Both are devastating. What else can you tell me about the character then? I imagine that her parents were still together—maybe she was one of the few she knew who had parents still together, and that was a point of pride for her. They were her rock. She’s an only child. Maybe Joy had been at the cusp of developing the sort of can’t-wait-to-get-out-of-here dreams of whatever she wanted to do next.
We learn enough about her—good student, outgoing, athletic—that it becomes a sad mystery how she first fell into the trap. The thing that I kept coming back to during my research is that a lot of girls would say in hindsight, after dealing with a sexual trauma, that they felt like they couldn’t say no. It was a disjointed thing of girls feeling like they were screaming and saying something back, but in fact, they weren’t.
This isn’t really giving anything away that the trailer doesn’t, but Joy escapes early on in the film and she’s no longer “nice.” I really wanted to get that into the movie, where she screams at her mom that she’s sorry she’s not nice anymore. Because I felt a deep infuriation to the fact that women are not being brought up to become in touch with maybe a side that’s considered “bitchy.” We’re not giving them that wild nature.

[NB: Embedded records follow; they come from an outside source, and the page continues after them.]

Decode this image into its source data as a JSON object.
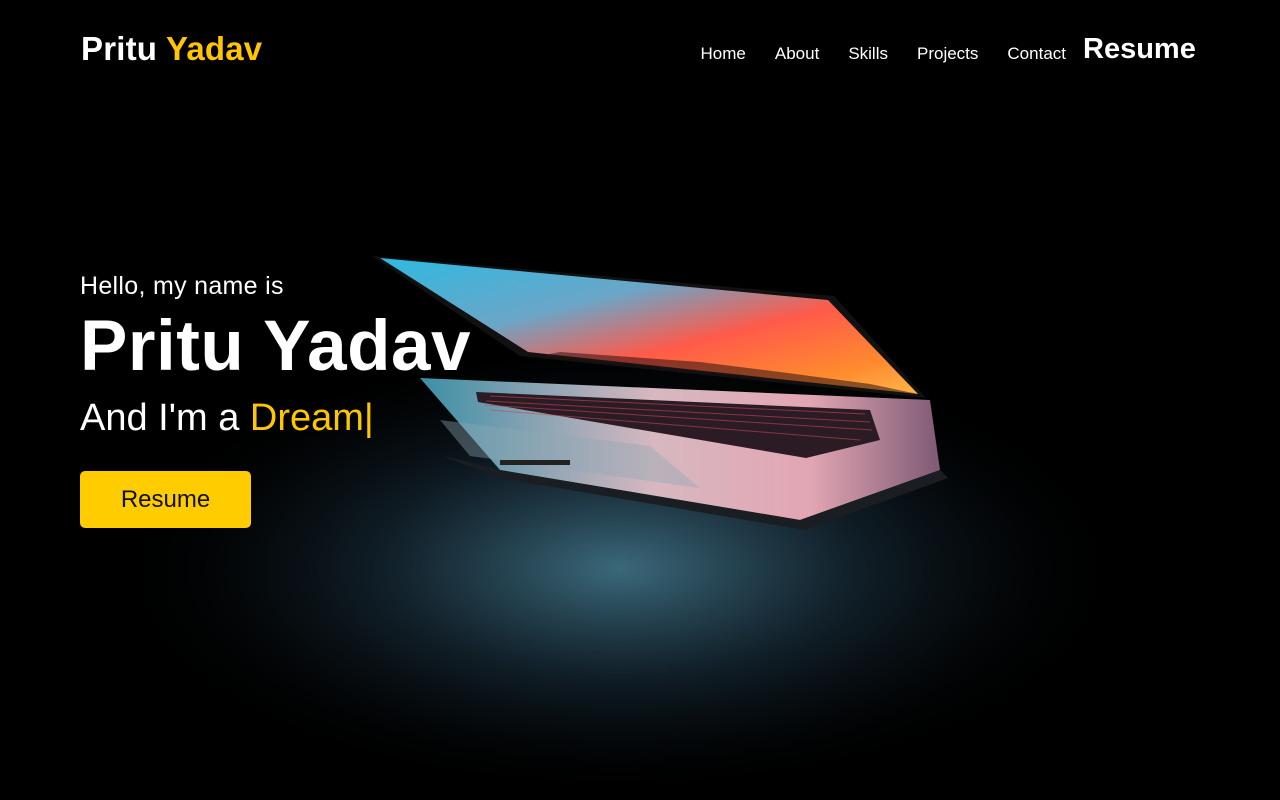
{
  "logo": {
    "first": "Pritu",
    "second": "Yadav",
    "accent_color": "#ffc600"
  },
  "nav": {
    "links": [
      {
        "label": "Home"
      },
      {
        "label": "About"
      },
      {
        "label": "Skills"
      },
      {
        "label": "Projects"
      },
      {
        "label": "Contact"
      }
    ],
    "resume_label": "Resume"
  },
  "hero": {
    "greeting": "Hello, my name is",
    "name": "Pritu Yadav",
    "role_prefix": "And I'm a ",
    "role_typed": "Dream",
    "cursor": "|",
    "button_label": "Resume",
    "button_color": "#ffcc00"
  },
  "background_image": "laptop-half-open-glowing-screen"
}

She’s robbed of so much of her life, and we feel that resentment toward her parents. I don’t think that’s something that a lot of parents would think to teach to their children, because we would like to believe that we live in a world where that’s not a necessary thing. You know, it’s “put your napkin in your lap, say please and thank you—that’s what’s going to get you into a good college.” But what about that fire? Stepping away from being fearful of being impolite and standing up for yourself?
Joy’s childhood bedroom is also very expressive: handwritten journals, posters of the White Stripes and Radiohead, a private world. How closely were you involved with that? I sent in so many references to my childhood bedroom. I collaged all over the walls. I picked those posters. I didn’t want to see Joy’s bedroom beforehand—I wanted the camera to capture my first time seeing it. I trusted our designer so much that I didn’t need to micromanage that. But I was constantly emailing him stuff.
It’s interesting how universal Room feels, above and beyond the horrible specifics of being abducted. It’s more about feeling trapped, then breaking into the unexpected. Yeah, if it didn’t have that, this wasn’t going to be right for me. Those girls that we’ve seen in the news—they become this weird anomaly or a spectacle. We feel obligated to try to get to know them. We want to watch the 60 Minutes special and the Dr. Phil thing. But this movie would be an opportunity to tell something deeper: This is Bluebeard, Rapunzel, Plato’s cave. It’s not so different from our contemporary lives.
Young Jacob Tremblay is extraordinary in the film. We became so close—eight hours a day for so many months—that I only knew how to speak to Jacob. He became the person I was safe with, the one who got me. I became afraid of communicating with my peers. It helped.
Outside of your roles, how closely did you work with Jacob on his acting? I was the closest person, so I could fix the hair, remind him of the shadow, ask him to do it again. Kids don’t think of those things. Because I had that level of trust and I knew what Lenny wanted, I could help him get the performance that he wanted. Before I was even cast, I told him: “I’ve worked with kids on Short Term 12, so trust me, you’re going to need someone on your team.”
How did you relax after a long day’s shooting in the room? The main thing I did was go to karaoke every night. I would do one song—I wouldn’t even drink! “Burn” by Usher, Mariah Carey, an Aaliyah song, Spice Girls.
I see an acting school taking shape! Exactly! It was something to look forward to, something that opened you up. It was silly and ridiculous, and you get to see other people singing their hearts out. It’s a good way to shake it up.